Art has the intrinsic ability to transform and redefine spaces, granting them new narratives and possibilities. This power of art is especially evident in its interaction with public space and its capacity to turn common places into extraordinary stages of cultural expression.
Ibiza, with a controversial history marked by change and the adoption of diverse cultures, has been a cradle and axis of electronic music. From its humble past to its recognition as a nightlife mecca, the island has undergone a metamorphosis also reflected in its art. The arrival of figures like Walter Benjamin, the Dadaists who paved the way for the later arrival of beatniks and hippies, set the stage for a culture of freedom, which would later be commercialized and globalized.
From Disco to Disco. The Mural by Silva Ramacci and Said Dokins
The collaborative work of Said Dokins and Silva Ramacci is materialized in a 560 m² mural, the largest in Ibiza, which has become an icon of the city. The piece is a tribute to the energy and music of Ibiza, combining the colorful and abstract style of Ramacci with Dokins’ calligraphy. Together, they create a piece that converses with the island’s history, its culture, and the duality between its essence and the often superficial perception of it.
Alert! ‘Ephemeral Electricities’
In the ‘Ephemeral Electricities’ exhibition, held in the large industrial warehouse in the process of dismantling at Endesa, Dokins presented an installation titled “Alert”, created from yellow fabrics with black calligraphy. The work reflects words like “freedom” and “resilience”, pondering over “war” and the need for “concord”. The piece becomes a call for reflection and action in the face of global conflicts, embodying the urgency and alert characteristic of the industrial setting.
‘I used several meters of safety yellow fabric that gives you a sense of alert typical of the industrial environment. I wrote several words that came to mind, like an exquisite and surrealistic corpse. Words like “freedom” and “resilience” emerged, and then I reflected on violence and the need to stop, take a pause and rethink how we want our societies to be. I think of this piece as a call for concord, and even more so with the events we are now living with the war in Ukraine or the invasion of Israel in Palestine, even Mexico and several countries in Latin America live in constant war,’ commented Said Dokins.

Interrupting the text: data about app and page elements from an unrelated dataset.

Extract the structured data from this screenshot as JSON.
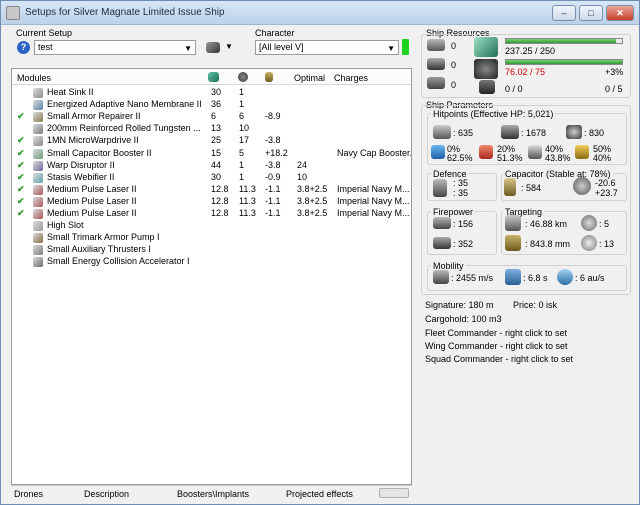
{
  "window": {
    "title": "Setups for Silver Magnate Limited Issue Ship",
    "min": "–",
    "max": "□",
    "close": "✕"
  },
  "setup": {
    "label": "Current Setup",
    "value": "test"
  },
  "character": {
    "label": "Character",
    "value": "[All level V]"
  },
  "modules": {
    "headers": {
      "name": "Modules",
      "optimal": "Optimal",
      "charges": "Charges"
    },
    "rows": [
      {
        "check": "",
        "name": "Heat Sink II",
        "c1": "30",
        "c2": "1",
        "c3": "",
        "opt": "",
        "charge": ""
      },
      {
        "check": "",
        "name": "Energized Adaptive Nano Membrane II",
        "c1": "36",
        "c2": "1",
        "c3": "",
        "opt": "",
        "charge": ""
      },
      {
        "check": "✔",
        "name": "Small Armor Repairer II",
        "c1": "6",
        "c2": "6",
        "c3": "-8.9",
        "opt": "",
        "charge": ""
      },
      {
        "check": "",
        "name": "200mm Reinforced Rolled Tungsten ...",
        "c1": "13",
        "c2": "10",
        "c3": "",
        "opt": "",
        "charge": ""
      },
      {
        "check": "✔",
        "name": "1MN MicroWarpdrive II",
        "c1": "25",
        "c2": "17",
        "c3": "-3.8",
        "opt": "",
        "charge": ""
      },
      {
        "check": "✔",
        "name": "Small Capacitor Booster II",
        "c1": "15",
        "c2": "5",
        "c3": "+18.2",
        "opt": "",
        "charge": "Navy Cap Booster..."
      },
      {
        "check": "✔",
        "name": "Warp Disruptor II",
        "c1": "44",
        "c2": "1",
        "c3": "-3.8",
        "opt": "24",
        "charge": ""
      },
      {
        "check": "✔",
        "name": "Stasis Webifier II",
        "c1": "30",
        "c2": "1",
        "c3": "-0.9",
        "opt": "10",
        "charge": ""
      },
      {
        "check": "✔",
        "name": "Medium Pulse Laser II",
        "c1": "12.8",
        "c2": "11.3",
        "c3": "-1.1",
        "opt": "3.8+2.5",
        "charge": "Imperial Navy M..."
      },
      {
        "check": "✔",
        "name": "Medium Pulse Laser II",
        "c1": "12.8",
        "c2": "11.3",
        "c3": "-1.1",
        "opt": "3.8+2.5",
        "charge": "Imperial Navy M..."
      },
      {
        "check": "✔",
        "name": "Medium Pulse Laser II",
        "c1": "12.8",
        "c2": "11.3",
        "c3": "-1.1",
        "opt": "3.8+2.5",
        "charge": "Imperial Navy M..."
      },
      {
        "check": "",
        "name": "High Slot",
        "c1": "",
        "c2": "",
        "c3": "",
        "opt": "",
        "charge": ""
      },
      {
        "check": "",
        "name": "Small Trimark Armor Pump I",
        "c1": "",
        "c2": "",
        "c3": "",
        "opt": "",
        "charge": ""
      },
      {
        "check": "",
        "name": "Small Auxiliary Thrusters I",
        "c1": "",
        "c2": "",
        "c3": "",
        "opt": "",
        "charge": ""
      },
      {
        "check": "",
        "name": "Small Energy Collision Accelerator I",
        "c1": "",
        "c2": "",
        "c3": "",
        "opt": "",
        "charge": ""
      }
    ]
  },
  "tabs": {
    "drones": "Drones",
    "description": "Description",
    "boosters": "Boosters\\Implants",
    "projected": "Projected effects"
  },
  "resources": {
    "label": "Ship Resources",
    "counts": [
      "0",
      "0",
      "0"
    ],
    "cpu": "237.25 / 250",
    "cpu_fill": 0.949,
    "power": "76.02 / 75",
    "power_fill": 1.0,
    "power_extra": "+3%",
    "drone_bw": "0 / 0",
    "drone_count": "0 / 5"
  },
  "params": {
    "label": "Ship Parameters",
    "hitpoints_label": "Hitpoints (Effective HP: 5,021)",
    "shield_hp": ": 635",
    "armor_hp": ": 1678",
    "structure_hp": ": 830",
    "resists": [
      {
        "top": "0%",
        "bottom": "62.5%"
      },
      {
        "top": "20%",
        "bottom": "51.3%"
      },
      {
        "top": "40%",
        "bottom": "43.8%"
      },
      {
        "top": "50%",
        "bottom": "40%"
      }
    ],
    "defence_label": "Defence",
    "defence_top": ": 35",
    "defence_bottom": ": 35",
    "capacitor_label": "Capacitor (Stable at: 78%)",
    "capacitor_value": ": 584",
    "cap_top": "-20.6",
    "cap_bottom": "+23.7",
    "firepower_label": "Firepower",
    "fire_top": ": 156",
    "fire_bottom": ": 352",
    "targeting_label": "Targeting",
    "range": ": 46.88 km",
    "targets": ": 5",
    "scanres": ": 843.8 mm",
    "sensor": ": 13",
    "mobility_label": "Mobility",
    "speed": ": 2455 m/s",
    "align": ": 6.8 s",
    "warp": ": 6 au/s"
  },
  "info": {
    "signature": "Signature: 180 m",
    "price": "Price: 0 isk",
    "cargohold": "Cargohold: 100 m3",
    "fleet": "Fleet Commander - right click to set",
    "wing": "Wing Commander - right click to set",
    "squad": "Squad Commander - right click to set"
  }
}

Dokins’ interventions in spaces like the Endesa thermal power plant are an example of how industrial and disused places can be rethought and revitalized through contemporary art, creating a dialogue between the space’s history and the new visual narratives that are introduced. This intervention not only transforms the perception of the place but can also act as a catalyst for a new cultural narrative and the appreciation of art in unconventional contexts.
How can art continue to contribute to the reinterpretation and reappropriation of industrial and public spaces? How do ephemeral works affect our perception of permanence and change?
The Bloop Festival in Ibiza is a clear example of how art intervenes and revitalizes public space. Celebrating its fifteenth edition, this event brings together urban artists from around the world, who, through their work, stimulate community interaction and dialogue, whether from the electrical transformation centers, the facades of the island, appropriated spaces, or even illegal works.